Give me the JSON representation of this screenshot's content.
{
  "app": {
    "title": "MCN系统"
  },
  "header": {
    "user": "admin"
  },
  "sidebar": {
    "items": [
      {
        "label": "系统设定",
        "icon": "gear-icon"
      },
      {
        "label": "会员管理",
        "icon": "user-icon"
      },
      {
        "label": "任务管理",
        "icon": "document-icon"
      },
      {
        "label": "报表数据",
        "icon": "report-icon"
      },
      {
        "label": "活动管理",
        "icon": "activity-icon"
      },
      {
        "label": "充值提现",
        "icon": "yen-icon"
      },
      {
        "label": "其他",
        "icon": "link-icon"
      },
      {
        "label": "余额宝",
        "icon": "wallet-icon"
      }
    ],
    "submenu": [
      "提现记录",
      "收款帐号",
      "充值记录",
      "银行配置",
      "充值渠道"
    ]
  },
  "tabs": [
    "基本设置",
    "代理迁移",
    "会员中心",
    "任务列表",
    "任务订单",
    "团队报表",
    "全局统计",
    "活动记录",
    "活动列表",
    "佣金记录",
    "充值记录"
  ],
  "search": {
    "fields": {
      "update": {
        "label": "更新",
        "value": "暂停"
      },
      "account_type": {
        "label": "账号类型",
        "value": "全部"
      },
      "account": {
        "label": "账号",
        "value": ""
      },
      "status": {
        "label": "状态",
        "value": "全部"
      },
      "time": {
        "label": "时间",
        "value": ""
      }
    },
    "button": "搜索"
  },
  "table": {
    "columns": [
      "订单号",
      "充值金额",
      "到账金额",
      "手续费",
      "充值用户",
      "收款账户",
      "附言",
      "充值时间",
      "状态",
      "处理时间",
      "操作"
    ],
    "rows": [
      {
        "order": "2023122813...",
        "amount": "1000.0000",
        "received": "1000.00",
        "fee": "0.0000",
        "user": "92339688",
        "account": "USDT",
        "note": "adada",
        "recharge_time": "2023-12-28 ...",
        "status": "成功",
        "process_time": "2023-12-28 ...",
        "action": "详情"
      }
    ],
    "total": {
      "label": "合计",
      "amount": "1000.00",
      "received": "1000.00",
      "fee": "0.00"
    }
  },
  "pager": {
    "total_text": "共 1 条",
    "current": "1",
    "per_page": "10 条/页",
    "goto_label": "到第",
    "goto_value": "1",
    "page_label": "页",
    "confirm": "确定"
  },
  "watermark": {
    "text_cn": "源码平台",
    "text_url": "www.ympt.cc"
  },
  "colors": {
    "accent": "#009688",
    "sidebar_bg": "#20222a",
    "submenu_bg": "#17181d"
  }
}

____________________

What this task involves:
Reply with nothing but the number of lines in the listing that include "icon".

Answer:
8